----- Provided records
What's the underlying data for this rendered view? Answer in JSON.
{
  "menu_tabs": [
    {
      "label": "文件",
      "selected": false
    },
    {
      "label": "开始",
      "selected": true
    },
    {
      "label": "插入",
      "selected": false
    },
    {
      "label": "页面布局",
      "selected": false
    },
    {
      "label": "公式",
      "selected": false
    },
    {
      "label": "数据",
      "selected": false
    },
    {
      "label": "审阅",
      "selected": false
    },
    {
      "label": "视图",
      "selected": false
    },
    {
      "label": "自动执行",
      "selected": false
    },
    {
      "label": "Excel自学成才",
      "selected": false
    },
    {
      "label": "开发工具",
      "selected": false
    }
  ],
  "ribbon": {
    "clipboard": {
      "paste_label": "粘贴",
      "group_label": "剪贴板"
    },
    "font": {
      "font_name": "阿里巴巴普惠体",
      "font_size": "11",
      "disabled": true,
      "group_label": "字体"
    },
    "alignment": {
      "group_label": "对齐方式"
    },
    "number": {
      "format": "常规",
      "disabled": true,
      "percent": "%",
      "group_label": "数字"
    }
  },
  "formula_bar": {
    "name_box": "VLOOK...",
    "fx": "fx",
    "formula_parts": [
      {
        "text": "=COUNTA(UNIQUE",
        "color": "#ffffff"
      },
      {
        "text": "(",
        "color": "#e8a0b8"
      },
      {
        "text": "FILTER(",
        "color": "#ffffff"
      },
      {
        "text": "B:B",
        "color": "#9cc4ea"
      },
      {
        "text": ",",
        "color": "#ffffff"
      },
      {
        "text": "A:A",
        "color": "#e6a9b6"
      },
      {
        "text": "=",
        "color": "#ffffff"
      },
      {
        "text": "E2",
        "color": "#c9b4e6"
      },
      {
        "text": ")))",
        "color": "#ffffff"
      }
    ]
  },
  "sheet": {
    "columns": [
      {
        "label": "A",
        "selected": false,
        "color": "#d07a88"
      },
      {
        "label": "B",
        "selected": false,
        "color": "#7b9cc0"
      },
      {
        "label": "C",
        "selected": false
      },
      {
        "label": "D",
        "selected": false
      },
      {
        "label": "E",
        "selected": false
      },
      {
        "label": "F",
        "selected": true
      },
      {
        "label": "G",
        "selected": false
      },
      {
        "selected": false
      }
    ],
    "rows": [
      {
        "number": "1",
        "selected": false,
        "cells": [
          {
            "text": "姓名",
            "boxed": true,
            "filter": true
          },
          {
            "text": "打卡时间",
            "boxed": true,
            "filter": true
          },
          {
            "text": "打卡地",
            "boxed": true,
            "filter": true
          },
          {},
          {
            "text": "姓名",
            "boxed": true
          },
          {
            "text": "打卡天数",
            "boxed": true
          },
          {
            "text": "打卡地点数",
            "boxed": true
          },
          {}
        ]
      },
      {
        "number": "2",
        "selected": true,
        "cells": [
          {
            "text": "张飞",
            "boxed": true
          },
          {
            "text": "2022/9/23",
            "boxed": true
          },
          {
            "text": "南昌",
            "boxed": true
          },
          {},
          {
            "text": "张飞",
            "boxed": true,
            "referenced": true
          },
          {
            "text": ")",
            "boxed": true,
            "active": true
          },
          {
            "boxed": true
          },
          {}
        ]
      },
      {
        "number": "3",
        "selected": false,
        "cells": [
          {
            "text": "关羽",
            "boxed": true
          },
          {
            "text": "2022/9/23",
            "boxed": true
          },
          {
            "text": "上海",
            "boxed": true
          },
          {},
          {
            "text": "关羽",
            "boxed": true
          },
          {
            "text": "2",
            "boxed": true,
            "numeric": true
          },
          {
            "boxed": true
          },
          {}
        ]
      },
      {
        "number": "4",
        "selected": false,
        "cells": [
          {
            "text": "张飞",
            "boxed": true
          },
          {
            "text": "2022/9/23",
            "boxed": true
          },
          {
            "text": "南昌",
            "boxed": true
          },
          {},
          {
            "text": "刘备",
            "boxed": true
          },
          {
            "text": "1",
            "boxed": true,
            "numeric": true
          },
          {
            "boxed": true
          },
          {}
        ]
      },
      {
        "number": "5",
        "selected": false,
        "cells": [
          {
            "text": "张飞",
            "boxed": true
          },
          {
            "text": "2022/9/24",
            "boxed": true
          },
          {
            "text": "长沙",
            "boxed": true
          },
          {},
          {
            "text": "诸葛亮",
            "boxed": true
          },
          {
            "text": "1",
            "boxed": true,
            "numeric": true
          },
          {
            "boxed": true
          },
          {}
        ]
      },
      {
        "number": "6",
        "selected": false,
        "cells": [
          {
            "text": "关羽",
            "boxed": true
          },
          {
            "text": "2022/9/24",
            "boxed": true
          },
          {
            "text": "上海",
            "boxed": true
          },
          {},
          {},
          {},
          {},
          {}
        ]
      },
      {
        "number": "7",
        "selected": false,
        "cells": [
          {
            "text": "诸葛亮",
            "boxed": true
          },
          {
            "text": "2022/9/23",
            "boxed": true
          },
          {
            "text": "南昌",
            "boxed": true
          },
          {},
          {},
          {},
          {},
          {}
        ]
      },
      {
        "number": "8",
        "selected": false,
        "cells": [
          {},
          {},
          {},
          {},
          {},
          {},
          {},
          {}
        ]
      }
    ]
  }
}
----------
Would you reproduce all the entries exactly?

What's the underlying data for this rendered view? Answer in JSON.
{
  "menu_tabs": [
    {
      "label": "文件",
      "selected": false
    },
    {
      "label": "开始",
      "selected": true
    },
    {
      "label": "插入",
      "selected": false
    },
    {
      "label": "页面布局",
      "selected": false
    },
    {
      "label": "公式",
      "selected": false
    },
    {
      "label": "数据",
      "selected": false
    },
    {
      "label": "审阅",
      "selected": false
    },
    {
      "label": "视图",
      "selected": false
    },
    {
      "label": "自动执行",
      "selected": false
    },
    {
      "label": "Excel自学成才",
      "selected": false
    },
    {
      "label": "开发工具",
      "selected": false
    }
  ],
  "ribbon": {
    "clipboard": {
      "paste_label": "粘贴",
      "group_label": "剪贴板"
    },
    "font": {
      "font_name": "阿里巴巴普惠体",
      "font_size": "11",
      "disabled": true,
      "group_label": "字体"
    },
    "alignment": {
      "group_label": "对齐方式"
    },
    "number": {
      "format": "常规",
      "disabled": true,
      "percent": "%",
      "group_label": "数字"
    }
  },
  "formula_bar": {
    "name_box": "VLOOK...",
    "fx": "fx",
    "formula_parts": [
      {
        "text": "=COUNTA(UNIQUE",
        "color": "#ffffff"
      },
      {
        "text": "(",
        "color": "#e8a0b8"
      },
      {
        "text": "FILTER(",
        "color": "#ffffff"
      },
      {
        "text": "B:B",
        "color": "#9cc4ea"
      },
      {
        "text": ",",
        "color": "#ffffff"
      },
      {
        "text": "A:A",
        "color": "#e6a9b6"
      },
      {
        "text": "=",
        "color": "#ffffff"
      },
      {
        "text": "E2",
        "color": "#c9b4e6"
      },
      {
        "text": ")))",
        "color": "#ffffff"
      }
    ]
  },
  "sheet": {
    "columns": [
      {
        "label": "A",
        "selected": false,
        "color": "#d07a88"
      },
      {
        "label": "B",
        "selected": false,
        "color": "#7b9cc0"
      },
      {
        "label": "C",
        "selected": false
      },
      {
        "label": "D",
        "selected": false
      },
      {
        "label": "E",
        "selected": false
      },
      {
        "label": "F",
        "selected": true
      },
      {
        "label": "G",
        "selected": false
      },
      {
        "selected": false
      }
    ],
    "rows": [
      {
        "number": "1",
        "selected": false,
        "cells": [
          {
            "text": "姓名",
            "boxed": true,
            "filter": true
          },
          {
            "text": "打卡时间",
            "boxed": true,
            "filter": true
          },
          {
            "text": "打卡地",
            "boxed": true,
            "filter": true
          },
          {},
          {
            "text": "姓名",
            "boxed": true
          },
          {
            "text": "打卡天数",
            "boxed": true
          },
          {
            "text": "打卡地点数",
            "boxed": true
          },
          {}
        ]
      },
      {
        "number": "2",
        "selected": true,
        "cells": [
          {
            "text": "张飞",
            "boxed": true
          },
          {
            "text": "2022/9/23",
            "boxed": true
          },
          {
            "text": "南昌",
            "boxed": true
          },
          {},
          {
            "text": "张飞",
            "boxed": true,
            "referenced": true
          },
          {
            "text": ")",
            "boxed": true,
            "active": true
          },
          {
            "boxed": true
          },
          {}
        ]
      },
      {
        "number": "3",
        "selected": false,
        "cells": [
          {
            "text": "关羽",
            "boxed": true
          },
          {
            "text": "2022/9/23",
            "boxed": true
          },
          {
            "text": "上海",
            "boxed": true
          },
          {},
          {
            "text": "关羽",
            "boxed": true
          },
          {
            "text": "2",
            "boxed": true,
            "numeric": true
          },
          {
            "boxed": true
          },
          {}
        ]
      },
      {
        "number": "4",
        "selected": false,
        "cells": [
          {
            "text": "张飞",
            "boxed": true
          },
          {
            "text": "2022/9/23",
            "boxed": true
          },
          {
            "text": "南昌",
            "boxed": true
          },
          {},
          {
            "text": "刘备",
            "boxed": true
          },
          {
            "text": "1",
            "boxed": true,
            "numeric": true
          },
          {
            "boxed": true
          },
          {}
        ]
      },
      {
        "number": "5",
        "selected": false,
        "cells": [
          {
            "text": "张飞",
            "boxed": true
          },
          {
            "text": "2022/9/24",
            "boxed": true
          },
          {
            "text": "长沙",
            "boxed": true
          },
          {},
          {
            "text": "诸葛亮",
            "boxed": true
          },
          {
            "text": "1",
            "boxed": true,
            "numeric": true
          },
          {
            "boxed": true
          },
          {}
        ]
      },
      {
        "number": "6",
        "selected": false,
        "cells": [
          {
            "text": "关羽",
            "boxed": true
          },
          {
            "text": "2022/9/24",
            "boxed": true
          },
          {
            "text": "上海",
            "boxed": true
          },
          {},
          {},
          {},
          {},
          {}
        ]
      },
      {
        "number": "7",
        "selected": false,
        "cells": [
          {
            "text": "诸葛亮",
            "boxed": true
          },
          {
            "text": "2022/9/23",
            "boxed": true
          },
          {
            "text": "南昌",
            "boxed": true
          },
          {},
          {},
          {},
          {},
          {}
        ]
      },
      {
        "number": "8",
        "selected": false,
        "cells": [
          {},
          {},
          {},
          {},
          {},
          {},
          {},
          {}
        ]
      }
    ]
  }
}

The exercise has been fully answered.